Chui, who is an investigator in the study but who has no other financial ties to the company, says Viprinex "could be a major advance in the treatment of stroke" if it works. He says the trial is a reminder that even failed clinical studies can lead to advances.
"We have learned some valuable lessons from the failed trials," he says. "We have to be smarter at selecting patients who stand to benefit from treatment."
Transeau is convinced the speedy recovery that has allowed him to return to work is due to the drug. He talks fine and regained his strength and motor skills through physical therapy.
"I think if I had the placebo and not the actual pit viper venom, I don't think I would be as far along as I am today," Transeau says. "I started speaking the next day, and my writing became more legible as each day went along."
But neither he nor Chui knows whether he got the drug because it is being used in a double-blind study against a placebo. No one knows who is receiving what.
The method is considered the gold standard in clinical trials because it is thought to produce objective results.
The study might show Transeau benefited only from the speedy help. He and his family recognized the stroke from his impaired speech during a cellphone conversation. Paramedics found him on the side of the road in about 15 minutes, he says, and they called for a helicopter to take him directly to the specialty hospital where Chiu's team has experience moving swiftly against strokes.
Chui says the most immediate way to help stroke victims is for family members and friends to be more aware of signs and symptoms and for them to act fast to get patients to specialty hospitals.

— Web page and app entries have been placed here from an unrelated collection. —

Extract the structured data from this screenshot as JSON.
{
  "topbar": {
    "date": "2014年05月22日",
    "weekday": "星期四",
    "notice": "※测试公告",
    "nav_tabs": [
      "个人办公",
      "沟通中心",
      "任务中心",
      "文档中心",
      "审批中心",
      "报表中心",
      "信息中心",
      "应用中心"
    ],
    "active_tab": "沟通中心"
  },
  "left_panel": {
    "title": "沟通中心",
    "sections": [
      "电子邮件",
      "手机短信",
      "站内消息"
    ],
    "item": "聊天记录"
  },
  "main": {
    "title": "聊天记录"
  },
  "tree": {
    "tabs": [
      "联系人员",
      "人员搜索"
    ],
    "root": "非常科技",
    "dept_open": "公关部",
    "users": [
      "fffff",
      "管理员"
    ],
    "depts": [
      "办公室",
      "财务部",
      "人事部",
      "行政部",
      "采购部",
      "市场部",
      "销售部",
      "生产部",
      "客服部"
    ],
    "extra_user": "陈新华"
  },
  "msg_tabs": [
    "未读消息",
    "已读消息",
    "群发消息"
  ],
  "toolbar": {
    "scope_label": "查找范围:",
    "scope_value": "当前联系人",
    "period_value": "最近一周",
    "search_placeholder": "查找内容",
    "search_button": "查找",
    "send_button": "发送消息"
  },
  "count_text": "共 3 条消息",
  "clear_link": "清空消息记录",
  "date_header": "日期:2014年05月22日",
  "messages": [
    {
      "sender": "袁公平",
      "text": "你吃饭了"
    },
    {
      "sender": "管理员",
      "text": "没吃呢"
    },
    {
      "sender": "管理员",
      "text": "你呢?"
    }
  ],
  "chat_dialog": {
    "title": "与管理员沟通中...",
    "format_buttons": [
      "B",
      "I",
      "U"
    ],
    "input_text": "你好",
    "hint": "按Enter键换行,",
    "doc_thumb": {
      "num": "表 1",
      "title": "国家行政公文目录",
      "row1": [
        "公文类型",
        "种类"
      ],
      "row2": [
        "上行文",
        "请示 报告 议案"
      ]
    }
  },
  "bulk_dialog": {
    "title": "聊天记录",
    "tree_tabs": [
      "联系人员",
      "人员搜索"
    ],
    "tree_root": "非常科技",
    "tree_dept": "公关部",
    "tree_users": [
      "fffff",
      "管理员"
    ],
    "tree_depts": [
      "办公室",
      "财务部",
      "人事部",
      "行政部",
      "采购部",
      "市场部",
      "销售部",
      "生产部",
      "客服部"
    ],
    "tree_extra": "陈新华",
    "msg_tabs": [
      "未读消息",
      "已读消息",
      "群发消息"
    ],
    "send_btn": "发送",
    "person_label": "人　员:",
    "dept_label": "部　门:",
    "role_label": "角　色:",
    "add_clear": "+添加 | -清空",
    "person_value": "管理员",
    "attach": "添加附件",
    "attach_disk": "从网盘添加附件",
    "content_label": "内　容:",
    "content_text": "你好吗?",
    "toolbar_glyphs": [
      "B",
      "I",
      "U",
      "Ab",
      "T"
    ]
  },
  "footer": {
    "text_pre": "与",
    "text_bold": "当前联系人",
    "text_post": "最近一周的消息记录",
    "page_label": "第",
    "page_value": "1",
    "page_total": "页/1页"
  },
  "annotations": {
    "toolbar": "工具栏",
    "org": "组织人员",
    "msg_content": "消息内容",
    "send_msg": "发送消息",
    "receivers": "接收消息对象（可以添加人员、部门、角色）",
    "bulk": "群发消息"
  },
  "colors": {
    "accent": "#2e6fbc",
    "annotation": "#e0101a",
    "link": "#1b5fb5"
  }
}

"We need to do better in the community," he says. "It's not something you can afford to delay treatment for."